Playwright Miki Bone’s Division Avenue is the story of Efraim, a widower in his mid-twenties who has returned to live with his parents, for practical (and perhaps emotional) reasons. He is an Hassidic Jew, living in their cloistered community, and when Division Avenue opens, he has just shaved off the beard and ringlets that identify him as such. Efraim’s parents : Gita and Moishe, believe he is being seduced (corrupted) by the secular world, and there may be something to this. But it’s also more complicated. The recent tragedy of his losing his wife aside, Efraim has come to appreciate the larger world outside the Hassidic community where fear and restriction do not reign supreme, where goyishe are not considered de facto infidels. Efraim’s marriage was arranged while he and his fiancée were still children, and they weren’t exactly happy together. Efraim’s reasons for wanting to explore the world outside are never explained as such, but gradually we come to understand the depth of disappointment.
Ironically, Efraim’s first contact with Sarah (a Roman Catholic social worker) occurs when he must meet his father in the park. Moishe doesn’t want to be seen with Efraim, since he recently removed his facial hair. Sarah collapses from a diabetic episode, and Efraim has the presence of mind to phone for help. All Moishe can see is a provocatively dressed shikseh, and yet another cyclist who is impinging upon the parameters of his sacred community. Division Avenue describes this boundary, where some New Yorkers ride bicycles for the sake of efficiency. Of course, Efraim’s dad sees them only as interlopers. Moishe seeks legal remedy for this invasion by consulting Pete, a Baptist lawyer who also happens to be gay, and Sarah’s lifelong friend and roommate.

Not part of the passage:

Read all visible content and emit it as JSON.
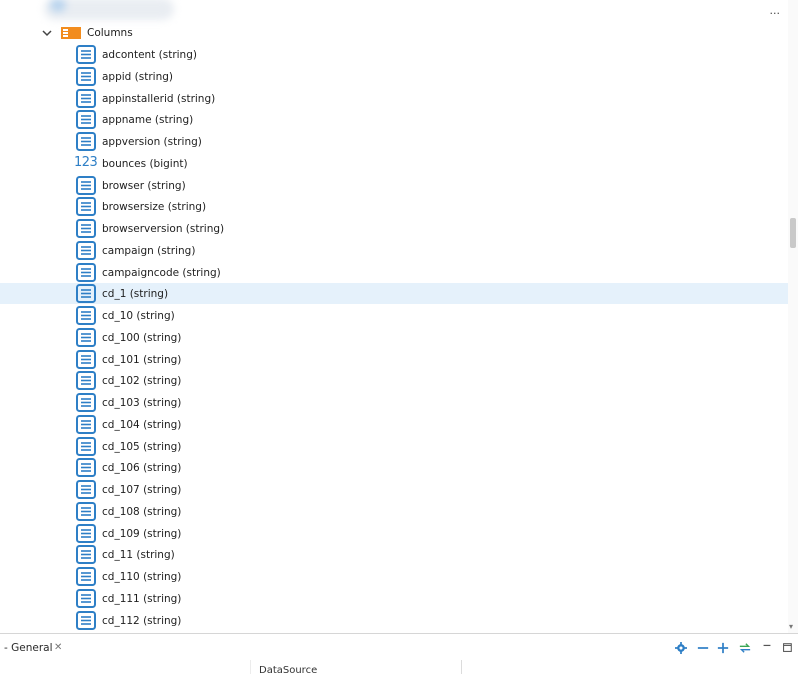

All Moishe knows that Pete is a Gentile attorney, who is willing to take his case.
A great deal of Division Avenue’s charm and propulsion turns on its surprises, so I won’t reveal anymore than I already have, or at least, I’ll try. The point, it seems, is that Efraim and his father take (more or less) the same odyssey, but perceive it in vastly different ways. Moishe sees their community as a refuge, while Efraim sees it as a prison. Efraim sees the secular world as brimming with possibilities, while his father sees them as perils to the soul. Efraim worries his father will construe rebellion as personal rejection, rather than the necessary step he needs to evolve. Division Avenue is also about the distinction between what we’re called and who we are, the underpinnings of intolerance, and the need to seek protection from a not altogether spiritually driven culture. In some ways the Hassidic community might be comparable to other extreme religious denominations, were it not for the long and painful history of Jewish persecution.
Division Avenue is a radiant, humane, funny and exceptionally moving drama, with lots of insight and squeamishly rich, glorious moments. It doesn’t seek to resolve all the issues it raises, but rather, to document a turning point in the life of Efraim, a wandering, searching soul, trying to salvage the spark of awe and delight that makes thriving possible. Efraim’s courage has a chain effect, blessing the lives of the other characters, and the audience as well. The cast of Division Avenue is impeccable, with special kudos
to Nancy Sherrard, as Gita, Efraim’s mother. Rarely do we see such palpable, authentic,
deeply affecting emotion, expressed with such wit and luminosity.
Division Avenue : written by Miki Bone and directed by Dean Nolen. Starring : Jake Buchanan (Efraim) Ian Ferguson (Pete) Marianne Galloway (Sarah) Nancy Sherrard (Gita) Edward Treminio (Lieutenant Bishara) and Ben Westfried (Moishe)
Contemporary Theatre of Dallas presents Division Avenue, playing through December 15th, 2013. 5601 Sears Street, Dallas, Texas 75206. 214-828-0094. www.contemporarytheatreofdallas.com